=== LISTED RECORDS ===
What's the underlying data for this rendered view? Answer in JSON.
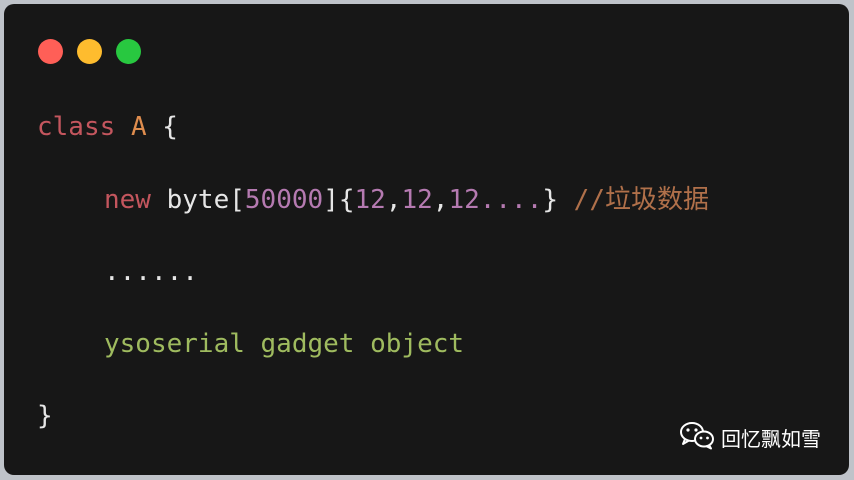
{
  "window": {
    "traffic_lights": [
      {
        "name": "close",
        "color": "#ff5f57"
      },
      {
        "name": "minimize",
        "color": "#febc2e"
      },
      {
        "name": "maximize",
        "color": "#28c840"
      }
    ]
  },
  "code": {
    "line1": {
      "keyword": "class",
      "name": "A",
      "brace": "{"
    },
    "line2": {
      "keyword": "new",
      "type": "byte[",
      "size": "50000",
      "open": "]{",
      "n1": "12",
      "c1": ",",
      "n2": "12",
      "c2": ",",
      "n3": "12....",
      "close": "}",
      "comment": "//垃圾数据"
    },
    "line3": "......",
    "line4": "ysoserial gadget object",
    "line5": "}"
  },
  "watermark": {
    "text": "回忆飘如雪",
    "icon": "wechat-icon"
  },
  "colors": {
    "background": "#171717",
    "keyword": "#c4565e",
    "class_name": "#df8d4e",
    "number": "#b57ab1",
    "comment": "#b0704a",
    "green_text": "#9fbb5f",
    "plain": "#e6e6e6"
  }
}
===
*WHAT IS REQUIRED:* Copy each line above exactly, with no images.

*WRITTEN SOLUTION:*
What's the underlying data for this rendered view? Answer in JSON.
{
  "window": {
    "traffic_lights": [
      {
        "name": "close",
        "color": "#ff5f57"
      },
      {
        "name": "minimize",
        "color": "#febc2e"
      },
      {
        "name": "maximize",
        "color": "#28c840"
      }
    ]
  },
  "code": {
    "line1": {
      "keyword": "class",
      "name": "A",
      "brace": "{"
    },
    "line2": {
      "keyword": "new",
      "type": "byte[",
      "size": "50000",
      "open": "]{",
      "n1": "12",
      "c1": ",",
      "n2": "12",
      "c2": ",",
      "n3": "12....",
      "close": "}",
      "comment": "//垃圾数据"
    },
    "line3": "......",
    "line4": "ysoserial gadget object",
    "line5": "}"
  },
  "watermark": {
    "text": "回忆飘如雪",
    "icon": "wechat-icon"
  },
  "colors": {
    "background": "#171717",
    "keyword": "#c4565e",
    "class_name": "#df8d4e",
    "number": "#b57ab1",
    "comment": "#b0704a",
    "green_text": "#9fbb5f",
    "plain": "#e6e6e6"
  }
}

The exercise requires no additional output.